- Can use slang: The use of everyday language and slang terms can be used, such as “It was cool that…”
- Active voice: Sentences tend to be written with a subject acting on the verb, such as “We chilled the drinks and went out to the sea” instead of “The drinks were chilled…”
- Personal emotional tone can be detected: Since the writing is personal, it can include feelings and the sharing of emotions
- Contraction and abbreviation: It’s okay to use “can’t” instead of “cannot” or “it’s” instead of “it is”
- Empathy: You can put yourself in the shoes of your audience and address their problems directly. This shows the author as coming from a place of understanding their situation.
Formal vs Informal Writing Comparison Guide

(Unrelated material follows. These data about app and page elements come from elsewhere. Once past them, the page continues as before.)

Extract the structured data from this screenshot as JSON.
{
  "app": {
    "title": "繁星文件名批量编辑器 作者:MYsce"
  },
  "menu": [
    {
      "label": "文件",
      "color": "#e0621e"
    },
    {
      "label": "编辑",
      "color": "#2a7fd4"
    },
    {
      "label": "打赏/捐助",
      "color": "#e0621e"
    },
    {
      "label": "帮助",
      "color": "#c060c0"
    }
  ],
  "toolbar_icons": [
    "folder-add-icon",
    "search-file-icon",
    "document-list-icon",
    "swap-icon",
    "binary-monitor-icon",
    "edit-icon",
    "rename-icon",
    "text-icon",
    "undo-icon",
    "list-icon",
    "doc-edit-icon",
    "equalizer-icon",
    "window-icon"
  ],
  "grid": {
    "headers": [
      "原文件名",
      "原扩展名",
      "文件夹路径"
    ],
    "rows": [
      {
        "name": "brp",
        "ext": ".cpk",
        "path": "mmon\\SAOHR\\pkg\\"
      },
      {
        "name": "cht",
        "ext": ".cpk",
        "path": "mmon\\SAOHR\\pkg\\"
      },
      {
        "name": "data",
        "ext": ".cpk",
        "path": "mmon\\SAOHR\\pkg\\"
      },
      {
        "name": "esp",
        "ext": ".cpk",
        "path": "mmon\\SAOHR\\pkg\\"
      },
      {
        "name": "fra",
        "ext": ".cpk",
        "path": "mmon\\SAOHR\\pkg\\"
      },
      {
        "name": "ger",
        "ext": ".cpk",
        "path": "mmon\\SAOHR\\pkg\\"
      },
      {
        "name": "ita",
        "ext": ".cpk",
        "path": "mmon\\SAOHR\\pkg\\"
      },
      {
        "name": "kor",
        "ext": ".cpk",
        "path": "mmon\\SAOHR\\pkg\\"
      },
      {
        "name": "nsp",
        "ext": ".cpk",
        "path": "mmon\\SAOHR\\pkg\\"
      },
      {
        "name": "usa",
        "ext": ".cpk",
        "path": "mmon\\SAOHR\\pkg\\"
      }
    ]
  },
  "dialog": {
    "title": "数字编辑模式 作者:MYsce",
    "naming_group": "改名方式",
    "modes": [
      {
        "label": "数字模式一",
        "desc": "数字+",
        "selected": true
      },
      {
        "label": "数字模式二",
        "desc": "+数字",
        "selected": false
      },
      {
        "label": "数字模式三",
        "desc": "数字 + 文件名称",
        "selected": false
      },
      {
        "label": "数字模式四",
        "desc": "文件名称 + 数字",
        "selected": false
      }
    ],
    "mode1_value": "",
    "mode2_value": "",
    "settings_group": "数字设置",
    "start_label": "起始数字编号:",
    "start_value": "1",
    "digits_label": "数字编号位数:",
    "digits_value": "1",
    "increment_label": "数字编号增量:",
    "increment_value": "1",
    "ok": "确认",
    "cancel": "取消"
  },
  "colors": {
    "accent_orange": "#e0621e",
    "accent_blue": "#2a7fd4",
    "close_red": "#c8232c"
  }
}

There are a few more things to take into account when starting out on any writing endeavor. These include the following 3 questions:
- “Who is my audience?” – This is the first question you should ask when writing anything. You want to write to your audience, so you have to define them.
- “How formal is the project I’m working on?” – This goes hand-in-hand with the audience and the project goals. However, knowing the level of formality will help you write accordingly.
- “What medium should I use?” – For both informal and formal writing, you can produce the piece digitally or by hand. If it is for academic purposes and on the job, you’ll want to type your work. But, if you choose to write a formal letter by hand (such as a thank-you letter after a job interview), then it is advised to write on thicker card stock paper to look more professional. Remember, presentation is everything when it comes to formal work!
Here’s an Example!
Along with this list of references, here is a (meta) example on how this article would be written both formally and informally:
- Formal: When writing academically or professionally, it is important to show respect to your audience by electing to write in a formal style, rather than informally. This means that sentences are longer than usual and tend to feel complex. Writing complex sentences with hyperfluent vocabulary shows your audience that you are well-informed on the subject matter. Furthermore, this writing style depicts unbiased information eluding emotions and first-person pronouns from the content.
- Informal: Formal writing feels harder than informal writing. I think it’s because I can’t use contractions or short sentences. The only reason I’d write informally is if I had to, like if it was professional or academic. But when I write like this about formal writing, it’s easier. My vocabulary doesn’t matter as much. As you can see, I still care about grammar. Writing like this feels like I am talking to a friend.
Photo by Glenn Carstens-Peters on Unsplash
Tying It All Together
There are many differences between formal vs. informal writing. That being said, they both serve their respective purposes. That’s why it’s important to understand both styles, as well as when to use them.
When writing professionally or academically, opt for formal writing. Remember to leave out contractions and remain unbiased.
On the other hand, informal writing comes from within. It’s aimed towards a personal audience, so you can write as if you are speaking to them. That way, you can use contractions, shorter sentences, colloquialism, and the like.
Regardless of why you are writing, always be sure to reread your work to check for typos and mistakes. The most important thing for writing is having something to say, but it’s also making sure that what you say can be understood!